Should the worst happen and your dog accidentally gets lost, here is a comprehensive list to help find a lost dog.
Protect Dogs from Theft
There are vile people in this world who concoct horrific ways to steal your dog away for drug money, dog fighting, to sell to a lab, or worse. There are ways to protect your dog from being stolen. Criminals attempt to break into your home to steal presents, knowing the holidays are a time of year when people are shopping and bringing their haul back home.
I know of several dog parents who had their homes broken into and their dogs set free into the streets so the criminals could do their nasty business.
Here’s how to protect your dog from being stolen.
Accidents Happen: Be Prepared
Do you know what to do in the event of an emergency with your dog? One of the worst things that has ever happened to me occurred with my first Cocker Spaniel. She was eating a bully stick and started to choke. I knew she had likely broken a piece off and it lodged somewhere in the back of her throat or down her throat. She started to panic and tried to breathe, but she was gasping. I tried to recall the Heimlich maneuver I learned from a first aid class I took years before, and the first thing they told us was to look into the mouth for anything obstructing the airway. By the grace of Dog and God, I saw a piece of treat lodged in the back of her throat. I have no idea how my fingers reached so far back, but I did and gently pulled the bully stick piece from her throat. I started crying and hugging my dog. I never ever want to go through that again.
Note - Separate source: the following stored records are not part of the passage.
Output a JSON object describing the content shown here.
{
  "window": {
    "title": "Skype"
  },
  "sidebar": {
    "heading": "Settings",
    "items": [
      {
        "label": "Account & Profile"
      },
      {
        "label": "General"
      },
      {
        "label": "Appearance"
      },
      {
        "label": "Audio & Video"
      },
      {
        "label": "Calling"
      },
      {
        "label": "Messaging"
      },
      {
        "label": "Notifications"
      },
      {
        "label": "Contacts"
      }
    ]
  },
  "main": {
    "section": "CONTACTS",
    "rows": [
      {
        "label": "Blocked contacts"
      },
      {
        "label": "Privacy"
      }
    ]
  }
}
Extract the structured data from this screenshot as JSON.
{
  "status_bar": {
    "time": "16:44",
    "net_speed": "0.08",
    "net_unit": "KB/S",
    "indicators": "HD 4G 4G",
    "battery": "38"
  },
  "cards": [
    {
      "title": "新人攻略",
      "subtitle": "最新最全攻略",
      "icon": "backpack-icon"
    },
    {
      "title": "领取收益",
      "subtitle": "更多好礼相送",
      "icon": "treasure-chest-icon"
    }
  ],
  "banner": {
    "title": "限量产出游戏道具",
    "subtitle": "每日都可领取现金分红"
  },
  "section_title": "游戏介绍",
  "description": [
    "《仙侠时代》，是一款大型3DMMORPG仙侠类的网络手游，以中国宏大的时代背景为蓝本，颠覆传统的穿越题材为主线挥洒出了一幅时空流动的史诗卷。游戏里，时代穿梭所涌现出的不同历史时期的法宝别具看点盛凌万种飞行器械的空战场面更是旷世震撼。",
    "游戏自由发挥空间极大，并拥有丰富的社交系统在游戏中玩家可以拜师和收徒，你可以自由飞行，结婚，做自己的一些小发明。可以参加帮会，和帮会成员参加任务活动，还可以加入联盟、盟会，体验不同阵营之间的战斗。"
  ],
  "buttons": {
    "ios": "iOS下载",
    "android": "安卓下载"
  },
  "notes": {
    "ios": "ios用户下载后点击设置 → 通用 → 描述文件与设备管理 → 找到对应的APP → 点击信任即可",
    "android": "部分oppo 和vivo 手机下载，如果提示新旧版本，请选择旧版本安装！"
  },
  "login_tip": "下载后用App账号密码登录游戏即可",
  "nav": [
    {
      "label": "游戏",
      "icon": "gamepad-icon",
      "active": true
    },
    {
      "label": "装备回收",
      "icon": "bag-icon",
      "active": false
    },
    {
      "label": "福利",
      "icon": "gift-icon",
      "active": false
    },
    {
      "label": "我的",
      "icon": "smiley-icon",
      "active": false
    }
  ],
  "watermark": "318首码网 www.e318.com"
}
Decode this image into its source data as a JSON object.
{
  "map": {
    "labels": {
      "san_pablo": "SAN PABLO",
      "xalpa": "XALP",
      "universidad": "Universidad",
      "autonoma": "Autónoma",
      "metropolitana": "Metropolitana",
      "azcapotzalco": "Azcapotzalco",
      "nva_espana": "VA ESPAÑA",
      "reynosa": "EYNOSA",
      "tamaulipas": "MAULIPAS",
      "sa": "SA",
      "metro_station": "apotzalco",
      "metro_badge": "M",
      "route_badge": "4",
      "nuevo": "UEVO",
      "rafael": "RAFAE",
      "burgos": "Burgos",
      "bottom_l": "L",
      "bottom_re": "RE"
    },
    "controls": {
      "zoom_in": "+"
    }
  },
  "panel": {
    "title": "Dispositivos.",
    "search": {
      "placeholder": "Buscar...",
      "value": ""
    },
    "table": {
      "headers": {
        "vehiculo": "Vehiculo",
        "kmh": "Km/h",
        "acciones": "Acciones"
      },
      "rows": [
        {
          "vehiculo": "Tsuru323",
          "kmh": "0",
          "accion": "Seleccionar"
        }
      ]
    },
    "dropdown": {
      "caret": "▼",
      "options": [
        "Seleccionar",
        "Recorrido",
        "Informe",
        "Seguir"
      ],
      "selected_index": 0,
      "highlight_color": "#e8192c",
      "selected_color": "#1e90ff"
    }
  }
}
Here are some of our favorite tips for what to do in a dog emergency.
Bonus Tip: Give the Gift Dog Parents Don’t Expect
What should you get for the dog parent who has everything? How about an updated first aid kit for their dog(s)? Whenever I give this gift, it is well received and people remember that gift for a long time.
Here’s a list of items to put in a dog first aid kit.
Our pal, Melissa Clinton, of Barking From the Bayou, share her humorous paw-spective take on dogs and holidays so stop by her blog, too.
Hating the holidays is not something dogs should do, so together we can ensure they have a fun and safe time!